TASK REQUIREMENTS >>
Print each entry precisely; exclude the pictures.

[Start of section]

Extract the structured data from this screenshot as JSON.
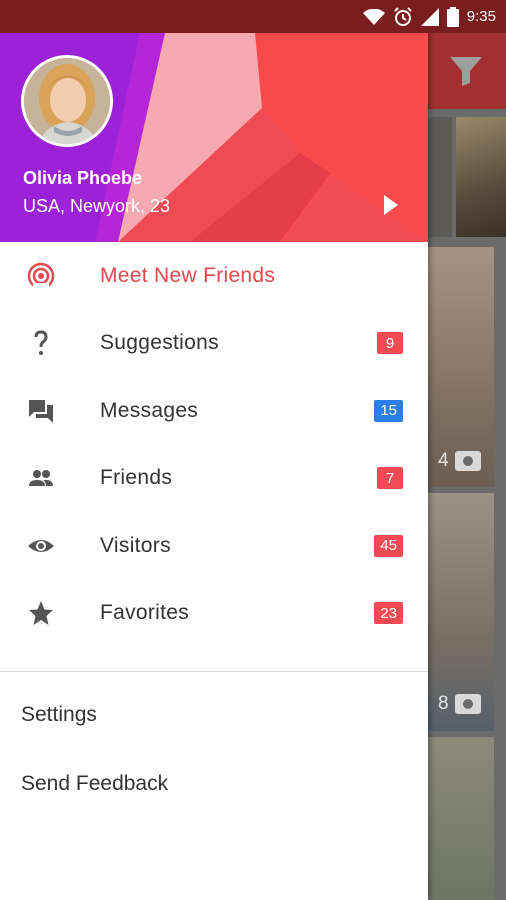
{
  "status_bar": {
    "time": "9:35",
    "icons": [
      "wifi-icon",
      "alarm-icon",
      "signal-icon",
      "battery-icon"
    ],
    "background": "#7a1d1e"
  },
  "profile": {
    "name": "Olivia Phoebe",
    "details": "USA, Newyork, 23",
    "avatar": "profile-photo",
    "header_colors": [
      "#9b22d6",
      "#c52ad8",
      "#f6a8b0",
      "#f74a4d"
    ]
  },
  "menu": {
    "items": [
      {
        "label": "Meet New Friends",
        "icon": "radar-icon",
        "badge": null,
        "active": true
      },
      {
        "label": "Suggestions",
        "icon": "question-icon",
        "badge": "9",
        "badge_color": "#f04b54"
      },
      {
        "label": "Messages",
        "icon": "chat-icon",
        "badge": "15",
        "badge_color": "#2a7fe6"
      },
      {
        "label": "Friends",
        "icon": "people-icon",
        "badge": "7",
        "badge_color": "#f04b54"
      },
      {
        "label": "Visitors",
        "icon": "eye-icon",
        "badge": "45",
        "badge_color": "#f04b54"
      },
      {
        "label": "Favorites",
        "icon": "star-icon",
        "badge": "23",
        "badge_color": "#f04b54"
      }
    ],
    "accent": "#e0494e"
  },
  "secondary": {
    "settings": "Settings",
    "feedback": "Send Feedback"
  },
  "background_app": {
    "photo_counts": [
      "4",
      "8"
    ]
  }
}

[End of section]

ANSWER TO THE EXERCISE >>
Extract the structured data from this screenshot as JSON.
{
  "status_bar": {
    "time": "9:35",
    "icons": [
      "wifi-icon",
      "alarm-icon",
      "signal-icon",
      "battery-icon"
    ],
    "background": "#7a1d1e"
  },
  "profile": {
    "name": "Olivia Phoebe",
    "details": "USA, Newyork, 23",
    "avatar": "profile-photo",
    "header_colors": [
      "#9b22d6",
      "#c52ad8",
      "#f6a8b0",
      "#f74a4d"
    ]
  },
  "menu": {
    "items": [
      {
        "label": "Meet New Friends",
        "icon": "radar-icon",
        "badge": null,
        "active": true
      },
      {
        "label": "Suggestions",
        "icon": "question-icon",
        "badge": "9",
        "badge_color": "#f04b54"
      },
      {
        "label": "Messages",
        "icon": "chat-icon",
        "badge": "15",
        "badge_color": "#2a7fe6"
      },
      {
        "label": "Friends",
        "icon": "people-icon",
        "badge": "7",
        "badge_color": "#f04b54"
      },
      {
        "label": "Visitors",
        "icon": "eye-icon",
        "badge": "45",
        "badge_color": "#f04b54"
      },
      {
        "label": "Favorites",
        "icon": "star-icon",
        "badge": "23",
        "badge_color": "#f04b54"
      }
    ],
    "accent": "#e0494e"
  },
  "secondary": {
    "settings": "Settings",
    "feedback": "Send Feedback"
  },
  "background_app": {
    "photo_counts": [
      "4",
      "8"
    ]
  }
}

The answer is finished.